The campaigners say they have secured commitments from the industry to stop the practice, labelling it “unethical” and saying insurers involved in the cases that they examined had little or no evidence that the renters were responsible for the loss.

The Insurance Council of Australia (ICA) says it acknowledges the work of the consumer groups engaging directly with those ICA members who offer residential landlord insurance.

“Residential landlord insurers have been responsive to feedback regarding this issue, and many insurers have responded by adjusting their practices and procedures,” a spokesman for ICA told today.

WEstjustice, which provides free legal services in west Melbourne, says the changes represent a “big win” for consumers who live in tenanted properties.

“The landlord insurance industry committing to this minimum standard is a big win for renters across Australia,” Acting Legal Director Matthew Martin told

“Renters can no longer be pursued directly by landlord insurers for accidental damage claims and should only receive letters from landlord insurers to confirm if the renter has insurance cover for accidental damage.”

WEstjustice and Choice have been working in the last few months behind the scenes to stop the practice.
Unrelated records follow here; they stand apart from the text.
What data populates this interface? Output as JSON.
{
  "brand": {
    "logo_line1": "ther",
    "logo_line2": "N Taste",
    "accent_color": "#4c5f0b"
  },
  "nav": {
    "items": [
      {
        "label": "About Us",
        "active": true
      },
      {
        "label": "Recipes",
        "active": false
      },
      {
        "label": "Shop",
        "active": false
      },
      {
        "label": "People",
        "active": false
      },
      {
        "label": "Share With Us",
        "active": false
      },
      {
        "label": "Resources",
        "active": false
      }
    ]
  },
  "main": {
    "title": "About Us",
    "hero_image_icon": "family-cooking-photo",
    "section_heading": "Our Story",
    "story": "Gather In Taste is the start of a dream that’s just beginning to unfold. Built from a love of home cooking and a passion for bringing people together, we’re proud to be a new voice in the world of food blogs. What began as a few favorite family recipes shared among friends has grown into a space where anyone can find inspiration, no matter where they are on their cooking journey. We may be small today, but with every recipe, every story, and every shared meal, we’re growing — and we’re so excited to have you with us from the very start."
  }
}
They raised the matter publicly as early as August, after investigating a number of cases in relation to tenants who were being chased to pay for their landlords’ insurance claims.

“Suncorp, IAG and QBE have changed their initial practices and agreed to stop sending bills to uninsured tenants for accidental damage,” Choice Director of Campaigns Erin Turner said.

“This is very welcome news and will stop the stress and harm caused in the past.”

IAG and QBE confirmed they will not press tenants to pay for accidental or unintentional damage caused while Suncorp says it will leave it to the ICA to respond on behalf of the industry.

“We will only consider a recovery where there is evidence of a legal liability of the tenant and they are insured, or for intentional or malicious damage by the tenant,” a spokesman for IAG told

“We’ve also reaffirmed our policy that we won’t pursue a recovery where we identify that the tenant is experiencing hardship.

“Our processes already considered the hardship that might be experienced by tenants, however, we have taken on board the concerns raised by Choice and WEstJustice to help provide clarity on this issue for tenants.”

QBE says it takes the wellbeing of both customers and third parties to claims such as tenants very seriously.

“Ensuring vulnerable people are protected is important to QBE and we will not pursue a tenant that is vulnerable or is suffering financial hardship,” a spokesman told

“For Landlord Insurance products, QBE will only pursue tenants if they have insurance cover or if the damage is intentional or malicious.”

Chubb, which was involved in one of the cases investigated by the campaign, says it has stopped offering residential landlord insurance since April this year.

Ms Turner of Choice says not every insurance brand has engaged in the practice, naming Hollard, Youi and Auto & General as among those that have not pursued renters for accidental damage.